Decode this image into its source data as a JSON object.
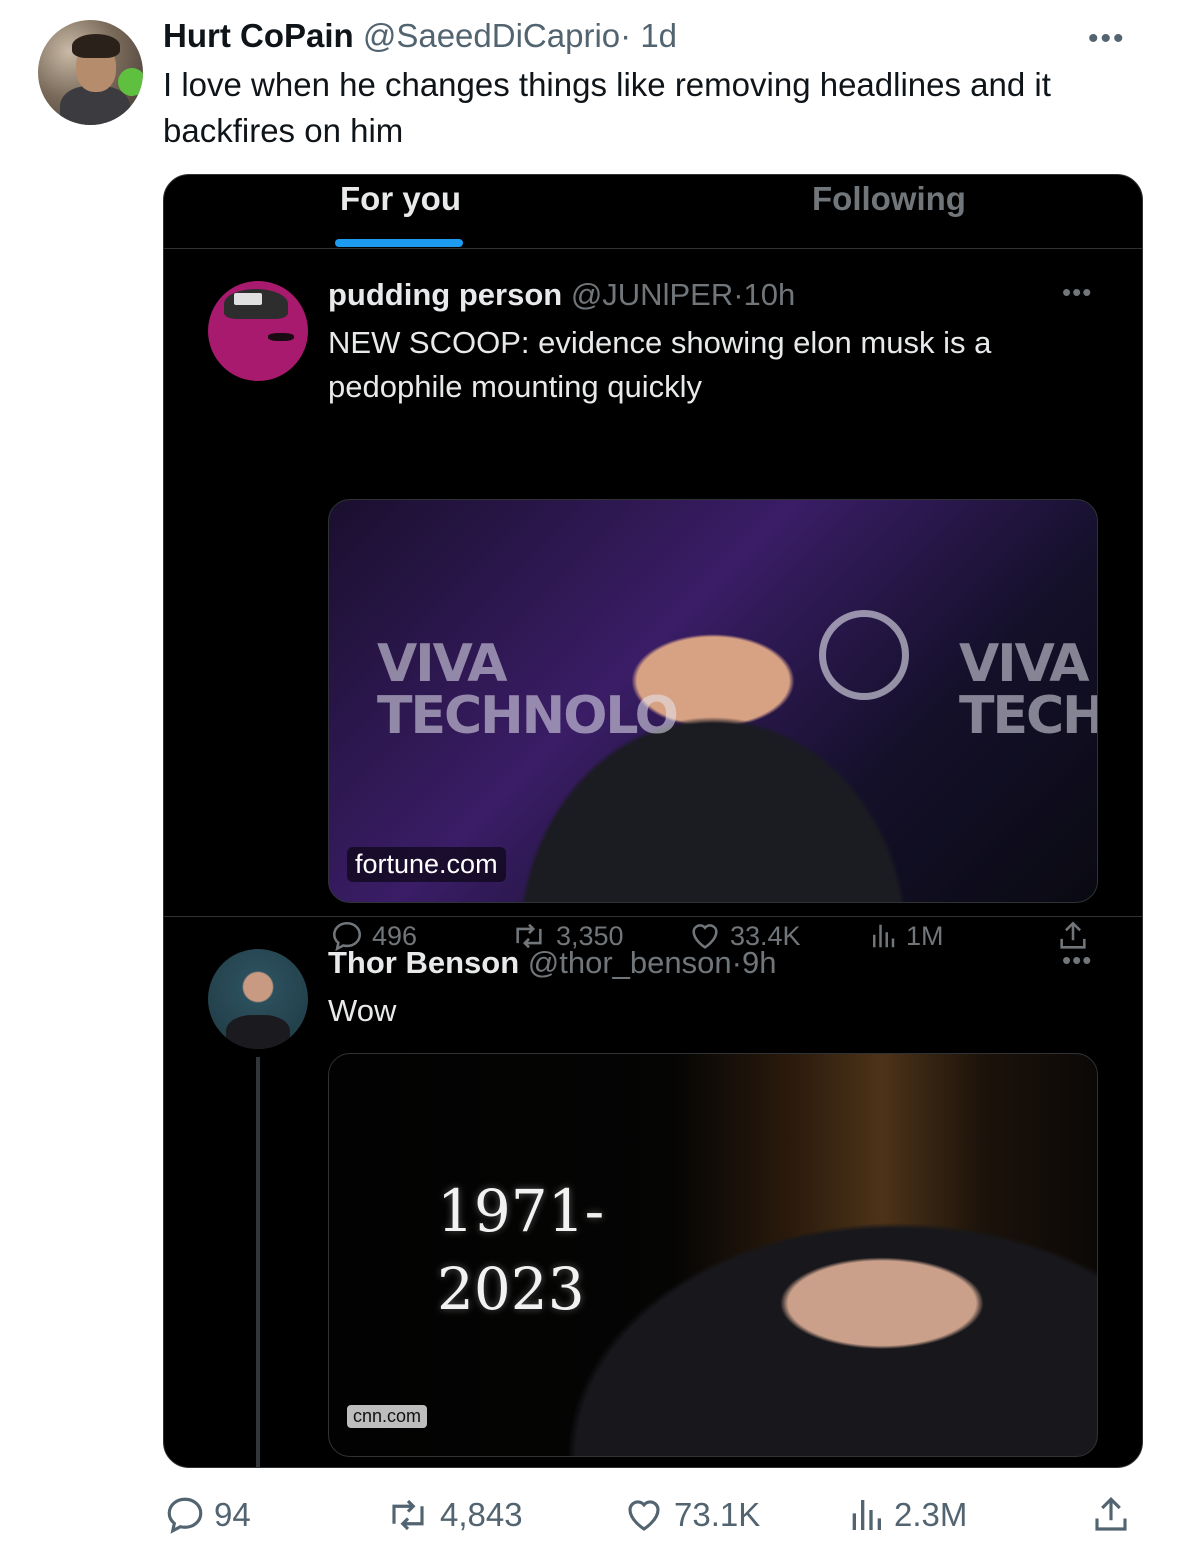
{
  "outer_tweet": {
    "name": "Hurt CoPain",
    "handle": "@SaeedDiCaprio",
    "separator": "·",
    "time": "1d",
    "more": "•••",
    "text": "I love when he changes things like removing headlines and it backfires on him",
    "stats": {
      "replies": "94",
      "reposts": "4,843",
      "likes": "73.1K",
      "views": "2.3M"
    }
  },
  "embedded": {
    "tabs": [
      {
        "label": "For you",
        "active": true
      },
      {
        "label": "Following",
        "active": false
      }
    ],
    "tweets": [
      {
        "name": "pudding person",
        "handle": "@JUNlPER",
        "separator": "·",
        "time": "10h",
        "more": "•••",
        "text": "NEW SCOOP:  evidence showing elon musk is a pedophile mounting quickly",
        "media_source": "fortune.com",
        "stats": {
          "replies": "496",
          "reposts": "3,350",
          "likes": "33.4K",
          "views": "1M"
        }
      },
      {
        "name": "Thor Benson",
        "handle": "@thor_benson",
        "separator": "·",
        "time": "9h",
        "more": "•••",
        "text": "Wow",
        "media_source": "cnn.com",
        "media_years": "1971-\n2023"
      }
    ]
  },
  "colors": {
    "accent": "#1d9bf0",
    "dark_bg": "#000000",
    "dark_text": "#e7e9ea",
    "dark_muted": "#71767b",
    "light_text": "#0f1419",
    "light_muted": "#536471"
  }
}
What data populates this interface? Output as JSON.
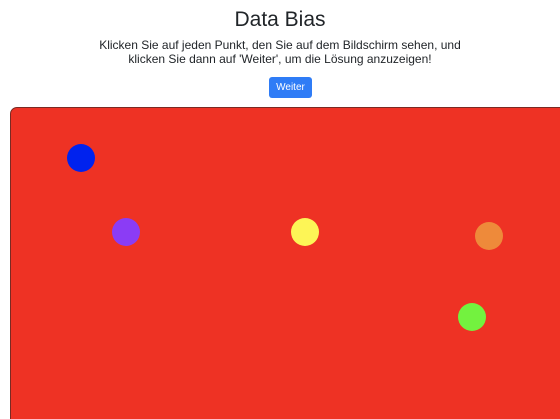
{
  "header": {
    "title": "Data Bias",
    "instructions": "Klicken Sie auf jeden Punkt, den Sie auf dem Bildschirm sehen, und klicken Sie dann auf 'Weiter', um die Lösung anzuzeigen!"
  },
  "controls": {
    "next_label": "Weiter"
  },
  "canvas": {
    "background_color": "#ee3224",
    "dots": [
      {
        "name": "dot-blue",
        "color": "#0022ee"
      },
      {
        "name": "dot-purple",
        "color": "#8b3cf5"
      },
      {
        "name": "dot-yellow",
        "color": "#fdf556"
      },
      {
        "name": "dot-orange",
        "color": "#ee8a3a"
      },
      {
        "name": "dot-green",
        "color": "#73f23f"
      }
    ]
  }
}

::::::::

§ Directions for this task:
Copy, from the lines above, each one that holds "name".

§ Task output:
    "name": "Hurt CoPain",
        "name": "pudding person",
        "name": "Thor Benson",
        "name": "dot-blue",
        "name": "dot-purple",
        "name": "dot-yellow",
        "name": "dot-orange",
        "name": "dot-green",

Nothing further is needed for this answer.